A switch to 4-2-3-1 would likely see the return of Wahbi Khazri to the starting line-up. The Tunisian has endured a tough time this season and seems to have a strange relationship with the manager (despite his protestations), who has offered a somewhat contradictory explanation for his repeated absence from the side:
I told Wahbi right from the start that I needed him to retain possession.
He is the type of player that I need to either score me a goal or make me a goal.
Moyes' expectations of Khazri seem rather idealistic, and he needs to accept that he will inevitably concede possession in the hunt for a killer pass or deadlock-breaking goal. Khazri has admittedly been poor in his performances this season, but an average of just over 30 minutes per game means that he has been afford little opportunity to find any semblance of rhythm and show quality.
Victor Anichebe represents a wildcard in Sunderland's fight against relegation. Reports suggest that the Nigerian is close to a return to first team action, with an outside chance of featuring on Saturday, which would provide a huge boost. Anichebe's presence on either side of a 4-3-3 provided great success earlier this season - four of Sunderland's five league wins came with him in the side. His ability to hold the ball not only helped the side to advance up the pitch, but, importantly, created space in which Defoe could thrive. Alternatively, Moyes could choose to go gung-ho and partner the big man with Defoe up top.

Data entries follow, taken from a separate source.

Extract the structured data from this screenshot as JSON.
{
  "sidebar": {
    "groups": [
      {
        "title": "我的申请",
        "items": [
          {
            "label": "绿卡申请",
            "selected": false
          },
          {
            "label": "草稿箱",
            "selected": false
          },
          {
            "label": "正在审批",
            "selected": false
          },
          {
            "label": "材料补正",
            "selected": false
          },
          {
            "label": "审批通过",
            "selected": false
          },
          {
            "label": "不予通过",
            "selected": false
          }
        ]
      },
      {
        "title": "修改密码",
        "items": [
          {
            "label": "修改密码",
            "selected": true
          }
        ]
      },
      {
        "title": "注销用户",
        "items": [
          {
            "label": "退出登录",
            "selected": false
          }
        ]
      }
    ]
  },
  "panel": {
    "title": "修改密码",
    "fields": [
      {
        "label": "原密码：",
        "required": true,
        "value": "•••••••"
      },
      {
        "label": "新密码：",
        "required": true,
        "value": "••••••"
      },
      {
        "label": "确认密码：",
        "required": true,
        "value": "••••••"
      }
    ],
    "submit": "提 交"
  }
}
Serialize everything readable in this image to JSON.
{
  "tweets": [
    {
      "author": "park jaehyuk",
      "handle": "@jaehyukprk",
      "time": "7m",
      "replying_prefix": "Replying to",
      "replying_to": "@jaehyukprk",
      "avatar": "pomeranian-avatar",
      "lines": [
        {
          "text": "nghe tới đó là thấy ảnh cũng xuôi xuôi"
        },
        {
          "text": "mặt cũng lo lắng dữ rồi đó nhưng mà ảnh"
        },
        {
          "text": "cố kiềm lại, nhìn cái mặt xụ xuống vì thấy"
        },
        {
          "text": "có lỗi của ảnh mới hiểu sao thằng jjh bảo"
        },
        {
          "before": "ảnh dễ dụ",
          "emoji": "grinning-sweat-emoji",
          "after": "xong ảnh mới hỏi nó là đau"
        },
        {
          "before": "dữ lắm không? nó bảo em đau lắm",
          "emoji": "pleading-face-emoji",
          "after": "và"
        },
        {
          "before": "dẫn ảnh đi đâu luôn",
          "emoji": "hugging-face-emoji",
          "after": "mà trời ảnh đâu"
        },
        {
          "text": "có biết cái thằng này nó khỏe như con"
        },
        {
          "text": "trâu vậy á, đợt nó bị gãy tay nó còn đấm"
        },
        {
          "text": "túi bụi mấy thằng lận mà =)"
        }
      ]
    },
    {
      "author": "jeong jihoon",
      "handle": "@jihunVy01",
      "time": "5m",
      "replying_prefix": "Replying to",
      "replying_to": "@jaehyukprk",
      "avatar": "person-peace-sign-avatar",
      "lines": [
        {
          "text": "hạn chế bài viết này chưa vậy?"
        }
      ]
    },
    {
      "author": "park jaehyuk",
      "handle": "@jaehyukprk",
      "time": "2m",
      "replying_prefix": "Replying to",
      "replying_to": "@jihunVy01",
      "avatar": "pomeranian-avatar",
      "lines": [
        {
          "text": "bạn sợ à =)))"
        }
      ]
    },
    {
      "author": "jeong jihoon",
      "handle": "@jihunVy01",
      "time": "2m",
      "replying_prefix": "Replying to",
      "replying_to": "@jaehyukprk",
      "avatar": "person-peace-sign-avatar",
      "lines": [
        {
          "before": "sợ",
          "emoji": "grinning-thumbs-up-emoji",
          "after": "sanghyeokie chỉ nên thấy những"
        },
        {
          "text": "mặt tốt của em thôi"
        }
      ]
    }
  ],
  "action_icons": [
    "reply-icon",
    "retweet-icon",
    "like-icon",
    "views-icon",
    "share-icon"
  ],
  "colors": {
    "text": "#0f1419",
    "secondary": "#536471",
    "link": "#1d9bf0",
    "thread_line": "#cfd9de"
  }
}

Rushing Anichebe back represents a considerable risk for a player with an injury history like his. But Sunderland are in a position where taking risks is necessary, and in this instance, it's one that could provide great rewards.
The biggest question that needs to be asked of David Moyes is whether he is prepared to take the risks to provide support for Jermain Defoe. Defoe did nothing but score against Lithuania, and Sunderland need to take advantage of that rare quality to have any hope of survival. It's do or die.